▶ **GIVEN DATA**:
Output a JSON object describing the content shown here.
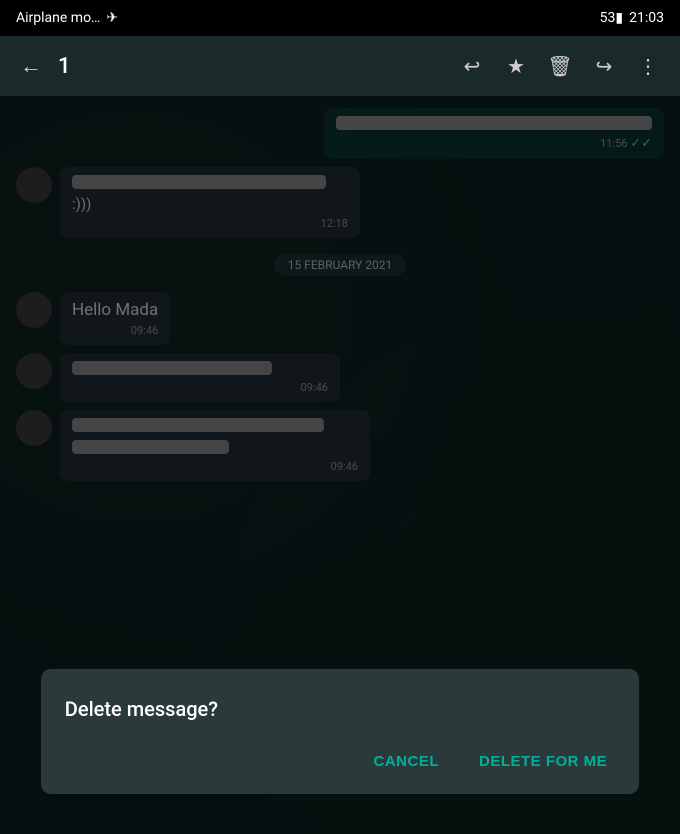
{
  "statusBar": {
    "left": "Airplane mo…",
    "planeIcon": "✈",
    "battery": "53",
    "time": "21:03"
  },
  "toolbar": {
    "backIcon": "←",
    "count": "1",
    "replyIcon": "↩",
    "starIcon": "★",
    "deleteIcon": "🗑",
    "forwardIcon": "↪",
    "moreIcon": "⋮"
  },
  "messages": [
    {
      "type": "outgoing",
      "hasRedacted": true,
      "redactedWidths": [
        "100%"
      ],
      "text": "",
      "time": "11:56",
      "ticks": "✓✓",
      "selected": true
    },
    {
      "type": "incoming",
      "hasRedacted": true,
      "redactedWidths": [
        "90%"
      ],
      "text": ":)))",
      "time": "12:18"
    }
  ],
  "dateSeparator": "15 FEBRUARY 2021",
  "messages2": [
    {
      "type": "incoming",
      "text": "Hello Mada",
      "time": "09:46"
    },
    {
      "type": "incoming",
      "hasRedacted": true,
      "redactedWidths": [
        "75%"
      ],
      "text": "",
      "time": "09:46"
    },
    {
      "type": "incoming",
      "hasRedacted": true,
      "redactedWidths": [
        "85%",
        "55%"
      ],
      "text": "",
      "time": "09:46"
    }
  ],
  "dialog": {
    "title": "Delete message?",
    "cancelLabel": "CANCEL",
    "deleteLabel": "DELETE FOR ME"
  }
}
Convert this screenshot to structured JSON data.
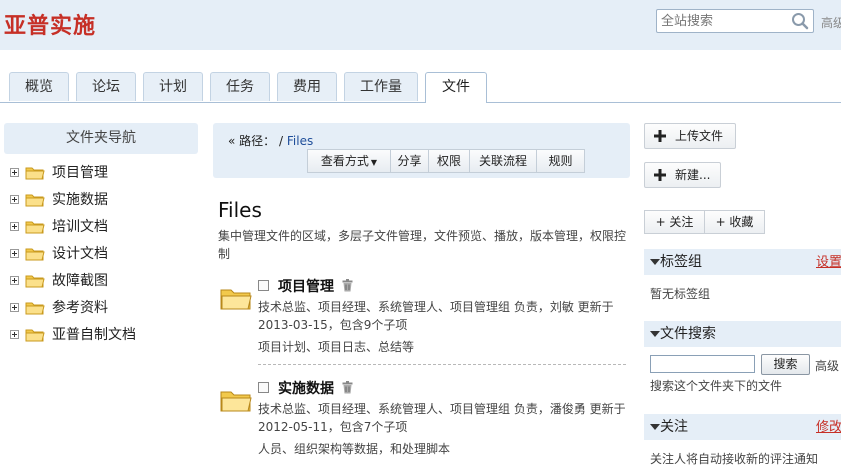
{
  "header": {
    "logo": "亚普实施",
    "search_placeholder": "全站搜索",
    "advanced_link": "高级"
  },
  "tabs": [
    {
      "label": "概览"
    },
    {
      "label": "论坛"
    },
    {
      "label": "计划"
    },
    {
      "label": "任务"
    },
    {
      "label": "费用"
    },
    {
      "label": "工作量"
    },
    {
      "label": "文件",
      "active": true
    }
  ],
  "sidebar": {
    "title": "文件夹导航",
    "items": [
      {
        "label": "项目管理"
      },
      {
        "label": "实施数据"
      },
      {
        "label": "培训文档"
      },
      {
        "label": "设计文档"
      },
      {
        "label": "故障截图"
      },
      {
        "label": "参考资料"
      },
      {
        "label": "亚普自制文档"
      }
    ]
  },
  "path": {
    "label": "« 路径：",
    "separator": "/",
    "current": "Files"
  },
  "toolbar": {
    "view_mode": "查看方式",
    "share": "分享",
    "permissions": "权限",
    "linked_flow": "关联流程",
    "rules": "规则"
  },
  "main": {
    "title": "Files",
    "description": "集中管理文件的区域，多层子文件管理，文件预览、播放，版本管理，权限控制",
    "entries": [
      {
        "name": "项目管理",
        "meta": "技术总监、项目经理、系统管理人、项目管理组 负责，刘敏 更新于 2013-03-15，包含9个子项",
        "tags": "项目计划、项目日志、总结等"
      },
      {
        "name": "实施数据",
        "meta": "技术总监、项目经理、系统管理人、项目管理组 负责，潘俊勇 更新于 2012-05-11，包含7个子项",
        "tags": "人员、组织架构等数据，和处理脚本"
      }
    ]
  },
  "right": {
    "upload": "上传文件",
    "new": "新建...",
    "follow": "+ 关注",
    "favorite": "+ 收藏",
    "tags_section": {
      "title": "标签组",
      "action": "设置",
      "empty": "暂无标签组"
    },
    "file_search": {
      "title": "文件搜索",
      "button": "搜索",
      "advanced": "高级",
      "hint": "搜索这个文件夹下的文件"
    },
    "follow_section": {
      "title": "关注",
      "action": "修改",
      "note": "关注人将自动接收新的评注通知"
    }
  },
  "colors": {
    "brand_red": "#c62f26",
    "header_bg": "#e5eef7",
    "link_blue": "#1f4e9a"
  }
}
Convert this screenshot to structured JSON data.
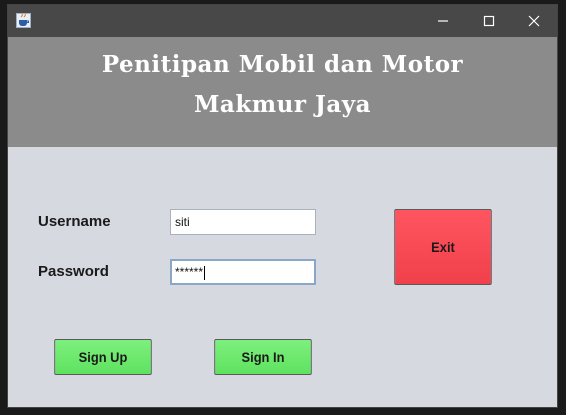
{
  "titlebar": {
    "icon": "java-icon",
    "minimize_icon": "minimize-icon",
    "maximize_icon": "maximize-icon",
    "close_icon": "close-icon"
  },
  "header": {
    "line1": "Penitipan Mobil dan Motor",
    "line2": "Makmur Jaya",
    "background": "#8b8b8b"
  },
  "form": {
    "username_label": "Username",
    "username_value": "siti",
    "password_label": "Password",
    "password_value": "******"
  },
  "buttons": {
    "signup": "Sign Up",
    "signin": "Sign In",
    "exit": "Exit"
  },
  "colors": {
    "green_button": "#6ee96e",
    "exit_button": "#f54652",
    "window_bg": "#d6d9e0"
  }
}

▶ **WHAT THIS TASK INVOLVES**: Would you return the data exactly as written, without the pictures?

▶ **TASK RESPONSE**:
Output a JSON object describing the content shown here.
{
  "statusBar": {
    "left": "Airplane mo…",
    "planeIcon": "✈",
    "battery": "53",
    "time": "21:03"
  },
  "toolbar": {
    "backIcon": "←",
    "count": "1",
    "replyIcon": "↩",
    "starIcon": "★",
    "deleteIcon": "🗑",
    "forwardIcon": "↪",
    "moreIcon": "⋮"
  },
  "messages": [
    {
      "type": "outgoing",
      "hasRedacted": true,
      "redactedWidths": [
        "100%"
      ],
      "text": "",
      "time": "11:56",
      "ticks": "✓✓",
      "selected": true
    },
    {
      "type": "incoming",
      "hasRedacted": true,
      "redactedWidths": [
        "90%"
      ],
      "text": ":)))",
      "time": "12:18"
    }
  ],
  "dateSeparator": "15 FEBRUARY 2021",
  "messages2": [
    {
      "type": "incoming",
      "text": "Hello Mada",
      "time": "09:46"
    },
    {
      "type": "incoming",
      "hasRedacted": true,
      "redactedWidths": [
        "75%"
      ],
      "text": "",
      "time": "09:46"
    },
    {
      "type": "incoming",
      "hasRedacted": true,
      "redactedWidths": [
        "85%",
        "55%"
      ],
      "text": "",
      "time": "09:46"
    }
  ],
  "dialog": {
    "title": "Delete message?",
    "cancelLabel": "CANCEL",
    "deleteLabel": "DELETE FOR ME"
  }
}
Convert this screenshot to structured JSON data.
{
  "header": {
    "logo": "亚普实施",
    "search_placeholder": "全站搜索",
    "advanced_link": "高级"
  },
  "tabs": [
    {
      "label": "概览"
    },
    {
      "label": "论坛"
    },
    {
      "label": "计划"
    },
    {
      "label": "任务"
    },
    {
      "label": "费用"
    },
    {
      "label": "工作量"
    },
    {
      "label": "文件",
      "active": true
    }
  ],
  "sidebar": {
    "title": "文件夹导航",
    "items": [
      {
        "label": "项目管理"
      },
      {
        "label": "实施数据"
      },
      {
        "label": "培训文档"
      },
      {
        "label": "设计文档"
      },
      {
        "label": "故障截图"
      },
      {
        "label": "参考资料"
      },
      {
        "label": "亚普自制文档"
      }
    ]
  },
  "path": {
    "label": "« 路径：",
    "separator": "/",
    "current": "Files"
  },
  "toolbar": {
    "view_mode": "查看方式",
    "share": "分享",
    "permissions": "权限",
    "linked_flow": "关联流程",
    "rules": "规则"
  },
  "main": {
    "title": "Files",
    "description": "集中管理文件的区域，多层子文件管理，文件预览、播放，版本管理，权限控制",
    "entries": [
      {
        "name": "项目管理",
        "meta": "技术总监、项目经理、系统管理人、项目管理组 负责，刘敏 更新于 2013-03-15，包含9个子项",
        "tags": "项目计划、项目日志、总结等"
      },
      {
        "name": "实施数据",
        "meta": "技术总监、项目经理、系统管理人、项目管理组 负责，潘俊勇 更新于 2012-05-11，包含7个子项",
        "tags": "人员、组织架构等数据，和处理脚本"
      }
    ]
  },
  "right": {
    "upload": "上传文件",
    "new": "新建...",
    "follow": "+ 关注",
    "favorite": "+ 收藏",
    "tags_section": {
      "title": "标签组",
      "action": "设置",
      "empty": "暂无标签组"
    },
    "file_search": {
      "title": "文件搜索",
      "button": "搜索",
      "advanced": "高级",
      "hint": "搜索这个文件夹下的文件"
    },
    "follow_section": {
      "title": "关注",
      "action": "修改",
      "note": "关注人将自动接收新的评注通知"
    }
  },
  "colors": {
    "brand_red": "#c62f26",
    "header_bg": "#e5eef7",
    "link_blue": "#1f4e9a"
  }
}
Convert this screenshot to structured JSON data.
{
  "titlebar": {
    "icon": "java-icon",
    "minimize_icon": "minimize-icon",
    "maximize_icon": "maximize-icon",
    "close_icon": "close-icon"
  },
  "header": {
    "line1": "Penitipan Mobil dan Motor",
    "line2": "Makmur Jaya",
    "background": "#8b8b8b"
  },
  "form": {
    "username_label": "Username",
    "username_value": "siti",
    "password_label": "Password",
    "password_value": "******"
  },
  "buttons": {
    "signup": "Sign Up",
    "signin": "Sign In",
    "exit": "Exit"
  },
  "colors": {
    "green_button": "#6ee96e",
    "exit_button": "#f54652",
    "window_bg": "#d6d9e0"
  }
}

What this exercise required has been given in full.